Your assignment =>
Your answer should consist of the lines in the data below that contain "control".

Stored dataset items:
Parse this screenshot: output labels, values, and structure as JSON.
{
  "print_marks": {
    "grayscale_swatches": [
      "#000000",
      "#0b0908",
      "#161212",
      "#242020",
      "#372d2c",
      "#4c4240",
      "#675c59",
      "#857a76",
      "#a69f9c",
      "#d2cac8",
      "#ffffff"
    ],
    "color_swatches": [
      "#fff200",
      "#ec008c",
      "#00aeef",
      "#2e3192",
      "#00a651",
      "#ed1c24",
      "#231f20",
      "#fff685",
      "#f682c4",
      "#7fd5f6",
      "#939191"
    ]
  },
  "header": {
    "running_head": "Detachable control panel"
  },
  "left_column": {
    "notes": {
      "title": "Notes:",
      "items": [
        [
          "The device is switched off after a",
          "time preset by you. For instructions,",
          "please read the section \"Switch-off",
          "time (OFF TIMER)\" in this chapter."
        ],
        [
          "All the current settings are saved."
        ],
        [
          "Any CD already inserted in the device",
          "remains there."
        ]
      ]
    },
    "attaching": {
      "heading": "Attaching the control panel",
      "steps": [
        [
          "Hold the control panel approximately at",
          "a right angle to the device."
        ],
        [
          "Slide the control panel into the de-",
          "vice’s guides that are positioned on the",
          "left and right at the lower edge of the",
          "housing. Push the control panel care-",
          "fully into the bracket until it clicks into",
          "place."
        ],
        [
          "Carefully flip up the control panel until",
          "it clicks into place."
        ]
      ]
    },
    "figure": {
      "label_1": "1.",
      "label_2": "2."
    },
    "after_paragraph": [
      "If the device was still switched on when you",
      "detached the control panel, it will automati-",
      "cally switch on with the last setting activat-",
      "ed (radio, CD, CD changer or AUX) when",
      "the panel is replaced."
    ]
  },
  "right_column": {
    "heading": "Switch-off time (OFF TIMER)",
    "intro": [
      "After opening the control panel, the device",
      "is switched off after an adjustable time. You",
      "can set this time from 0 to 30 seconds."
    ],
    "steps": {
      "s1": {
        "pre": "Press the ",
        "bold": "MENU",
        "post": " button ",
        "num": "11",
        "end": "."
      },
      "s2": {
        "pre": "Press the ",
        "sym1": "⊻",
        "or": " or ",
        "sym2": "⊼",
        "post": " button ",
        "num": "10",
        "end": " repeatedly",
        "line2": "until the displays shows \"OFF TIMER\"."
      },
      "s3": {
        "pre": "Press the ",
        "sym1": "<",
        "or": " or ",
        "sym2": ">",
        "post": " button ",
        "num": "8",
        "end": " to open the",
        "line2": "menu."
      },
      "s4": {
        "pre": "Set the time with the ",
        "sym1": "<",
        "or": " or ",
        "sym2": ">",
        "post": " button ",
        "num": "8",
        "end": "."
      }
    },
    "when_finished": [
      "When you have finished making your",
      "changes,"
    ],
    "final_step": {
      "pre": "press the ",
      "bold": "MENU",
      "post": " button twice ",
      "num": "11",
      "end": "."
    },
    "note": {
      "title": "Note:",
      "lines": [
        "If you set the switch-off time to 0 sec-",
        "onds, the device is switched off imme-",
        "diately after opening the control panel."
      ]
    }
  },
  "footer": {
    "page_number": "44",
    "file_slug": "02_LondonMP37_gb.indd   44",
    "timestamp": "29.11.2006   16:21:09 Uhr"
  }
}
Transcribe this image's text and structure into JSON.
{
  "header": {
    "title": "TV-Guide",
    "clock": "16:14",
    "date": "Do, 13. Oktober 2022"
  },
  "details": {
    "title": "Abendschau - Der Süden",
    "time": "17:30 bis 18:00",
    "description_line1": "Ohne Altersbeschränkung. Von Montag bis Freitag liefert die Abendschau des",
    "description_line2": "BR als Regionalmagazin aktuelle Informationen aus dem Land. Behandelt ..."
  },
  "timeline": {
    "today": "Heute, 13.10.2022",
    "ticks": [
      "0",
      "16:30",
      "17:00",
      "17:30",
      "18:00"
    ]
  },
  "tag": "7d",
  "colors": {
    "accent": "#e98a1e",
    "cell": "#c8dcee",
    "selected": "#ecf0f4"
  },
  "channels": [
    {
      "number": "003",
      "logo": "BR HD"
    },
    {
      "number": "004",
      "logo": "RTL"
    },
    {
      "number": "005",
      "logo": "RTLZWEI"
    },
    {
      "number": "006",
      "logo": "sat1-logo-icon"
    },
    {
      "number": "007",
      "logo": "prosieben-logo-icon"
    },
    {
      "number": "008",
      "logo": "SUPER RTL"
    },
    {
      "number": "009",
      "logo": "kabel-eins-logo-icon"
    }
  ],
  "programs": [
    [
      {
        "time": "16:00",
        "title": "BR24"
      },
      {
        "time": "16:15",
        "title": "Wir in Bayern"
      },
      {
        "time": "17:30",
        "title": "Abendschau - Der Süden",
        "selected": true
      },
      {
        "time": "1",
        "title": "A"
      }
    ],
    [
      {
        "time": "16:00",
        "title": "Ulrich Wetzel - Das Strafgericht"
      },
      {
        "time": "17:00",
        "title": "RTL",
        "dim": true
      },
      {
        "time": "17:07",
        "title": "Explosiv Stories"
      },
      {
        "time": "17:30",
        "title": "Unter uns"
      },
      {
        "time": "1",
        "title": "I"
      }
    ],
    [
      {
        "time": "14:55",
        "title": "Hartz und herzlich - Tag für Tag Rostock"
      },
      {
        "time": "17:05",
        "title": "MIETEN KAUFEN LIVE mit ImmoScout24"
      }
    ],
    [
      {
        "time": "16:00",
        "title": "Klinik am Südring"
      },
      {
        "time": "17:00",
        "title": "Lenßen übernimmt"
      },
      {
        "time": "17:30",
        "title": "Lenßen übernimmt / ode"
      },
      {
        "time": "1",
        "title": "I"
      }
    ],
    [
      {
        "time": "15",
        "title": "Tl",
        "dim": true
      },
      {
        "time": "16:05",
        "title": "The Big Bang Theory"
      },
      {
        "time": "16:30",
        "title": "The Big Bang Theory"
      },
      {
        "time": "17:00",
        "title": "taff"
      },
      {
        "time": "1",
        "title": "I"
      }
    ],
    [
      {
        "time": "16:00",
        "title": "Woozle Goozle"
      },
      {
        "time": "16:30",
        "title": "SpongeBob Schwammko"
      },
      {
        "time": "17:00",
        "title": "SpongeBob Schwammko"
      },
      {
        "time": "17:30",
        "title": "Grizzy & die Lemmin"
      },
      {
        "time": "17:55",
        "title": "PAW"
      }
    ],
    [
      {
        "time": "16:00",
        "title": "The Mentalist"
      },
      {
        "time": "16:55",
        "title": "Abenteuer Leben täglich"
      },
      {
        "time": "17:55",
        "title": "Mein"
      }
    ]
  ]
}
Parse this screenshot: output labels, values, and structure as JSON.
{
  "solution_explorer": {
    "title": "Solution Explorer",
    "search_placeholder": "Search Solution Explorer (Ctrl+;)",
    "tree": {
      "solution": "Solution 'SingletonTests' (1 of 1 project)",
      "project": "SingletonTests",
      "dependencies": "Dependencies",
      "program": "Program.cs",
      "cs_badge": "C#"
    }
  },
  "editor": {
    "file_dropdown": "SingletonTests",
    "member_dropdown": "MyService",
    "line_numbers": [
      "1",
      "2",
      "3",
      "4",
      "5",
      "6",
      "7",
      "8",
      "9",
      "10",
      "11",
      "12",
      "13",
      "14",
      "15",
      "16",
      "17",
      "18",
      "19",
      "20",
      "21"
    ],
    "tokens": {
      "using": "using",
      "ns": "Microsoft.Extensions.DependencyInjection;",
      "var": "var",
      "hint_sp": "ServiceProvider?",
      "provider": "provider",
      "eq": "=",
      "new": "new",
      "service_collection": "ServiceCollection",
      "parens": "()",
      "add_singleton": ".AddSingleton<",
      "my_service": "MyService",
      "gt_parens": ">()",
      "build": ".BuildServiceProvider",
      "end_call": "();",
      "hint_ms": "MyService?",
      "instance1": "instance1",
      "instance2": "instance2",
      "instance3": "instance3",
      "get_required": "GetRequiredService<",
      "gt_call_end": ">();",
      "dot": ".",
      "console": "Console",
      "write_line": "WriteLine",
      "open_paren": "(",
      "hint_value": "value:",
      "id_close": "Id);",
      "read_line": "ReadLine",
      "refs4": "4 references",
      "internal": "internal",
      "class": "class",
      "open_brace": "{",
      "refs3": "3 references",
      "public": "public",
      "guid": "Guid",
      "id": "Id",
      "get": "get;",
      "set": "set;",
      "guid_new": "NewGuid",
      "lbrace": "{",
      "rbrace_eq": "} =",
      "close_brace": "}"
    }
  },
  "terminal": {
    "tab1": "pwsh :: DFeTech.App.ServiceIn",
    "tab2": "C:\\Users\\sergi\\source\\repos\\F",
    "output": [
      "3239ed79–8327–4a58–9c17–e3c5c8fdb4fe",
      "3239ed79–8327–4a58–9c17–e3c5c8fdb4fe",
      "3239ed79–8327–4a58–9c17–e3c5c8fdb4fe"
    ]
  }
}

Output of the task =>
    "running_head": "Detachable control panel"
      "heading": "Attaching the control panel",
          "Hold the control panel approximately at",
          "Slide the control panel into the de-",
          "housing. Push the control panel care-",
          "Carefully flip up the control panel until",
      "detached the control panel, it will automati-",
      "After opening the control panel, the device",
        "diately after opening the control panel."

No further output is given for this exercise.